The funeral service of Prince Philip, Duke of Edinburgh, was held at St George’s Chapel, Windsor Castle. The service was conducted by the Dean of Windsor, with the Benediction pronounced by the leading bishop of that church, the Archbishop of Canterbury. The service was attended by royalty, leading figures in politics, the Church, and civil society. It was a religious service, with music appropriate for such a ceremony, most of which was from the sacred and classical traditions. It was entitled “A Ceremonial Royal Funeral”, not a “State Funeral”. Despite the funeral of Margaret Thatcher, state funerals are normally reserved for monarchs.
Warne’s private funeral took place at the St Kilda Football (Australian Rules) Club headquarters in Melbourne on 20th March 2022. The mourners were led by his parents and three adult children, with around 100 persons, including former teammates and sporting figures, in attendance. He was further honoured with a State Memorial event at the Melbourne Cricket Ground on 30th March. This event attracted around 50,000 people from all walks of life to the MCG, including the ordinary Australians to whom he undoubtedly gave so much sporting and personal pleasure. On this occasion, the music was more reflective of those with whom he had shared many of life’s aspects. Perhaps the one sacred consolation was the final song, Andre Bocelli’s “My Prayer” – sung, with evocative violin accompaniment, to a silent MCG that had once resounded to the cricketing glories of the undisputed “King of Spin”.

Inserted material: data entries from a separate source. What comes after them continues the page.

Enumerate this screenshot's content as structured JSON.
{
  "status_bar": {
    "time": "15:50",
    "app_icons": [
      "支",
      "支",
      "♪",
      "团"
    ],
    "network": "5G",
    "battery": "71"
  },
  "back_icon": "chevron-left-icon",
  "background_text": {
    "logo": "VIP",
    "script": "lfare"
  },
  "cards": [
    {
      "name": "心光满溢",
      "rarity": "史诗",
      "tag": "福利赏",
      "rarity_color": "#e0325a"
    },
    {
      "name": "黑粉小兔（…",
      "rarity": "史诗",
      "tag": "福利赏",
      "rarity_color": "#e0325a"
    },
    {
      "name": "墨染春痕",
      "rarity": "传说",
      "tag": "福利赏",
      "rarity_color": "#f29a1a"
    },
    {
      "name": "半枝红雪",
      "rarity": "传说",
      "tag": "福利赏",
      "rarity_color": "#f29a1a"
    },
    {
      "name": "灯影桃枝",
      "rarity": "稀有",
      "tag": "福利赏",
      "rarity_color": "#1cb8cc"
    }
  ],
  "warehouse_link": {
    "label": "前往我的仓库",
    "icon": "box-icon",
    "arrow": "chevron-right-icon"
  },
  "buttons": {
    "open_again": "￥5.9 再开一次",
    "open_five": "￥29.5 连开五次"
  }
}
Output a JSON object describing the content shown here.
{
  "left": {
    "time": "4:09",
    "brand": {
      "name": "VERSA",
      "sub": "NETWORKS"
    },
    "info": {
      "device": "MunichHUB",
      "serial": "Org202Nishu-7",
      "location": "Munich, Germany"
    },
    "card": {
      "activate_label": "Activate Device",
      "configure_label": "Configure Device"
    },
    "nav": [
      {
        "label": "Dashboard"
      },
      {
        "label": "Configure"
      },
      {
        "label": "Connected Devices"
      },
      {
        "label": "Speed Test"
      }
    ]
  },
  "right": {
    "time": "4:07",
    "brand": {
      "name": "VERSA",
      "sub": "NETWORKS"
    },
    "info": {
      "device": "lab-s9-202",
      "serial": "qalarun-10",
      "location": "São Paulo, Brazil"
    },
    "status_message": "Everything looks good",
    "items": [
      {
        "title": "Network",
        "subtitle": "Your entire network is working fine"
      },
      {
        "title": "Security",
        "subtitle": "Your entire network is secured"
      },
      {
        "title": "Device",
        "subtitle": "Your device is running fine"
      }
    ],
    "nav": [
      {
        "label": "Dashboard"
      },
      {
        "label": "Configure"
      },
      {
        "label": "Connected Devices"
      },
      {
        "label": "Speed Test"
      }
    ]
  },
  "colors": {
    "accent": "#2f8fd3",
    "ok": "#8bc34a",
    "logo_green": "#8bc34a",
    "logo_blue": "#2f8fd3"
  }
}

Two men from different backgrounds and cultures, each of whom were admired by many, adored by some, who, each in his own peculiar way, lived his life in a way that made a difference to the lives of others. Each with an epitaph worth the value of its words. RIP.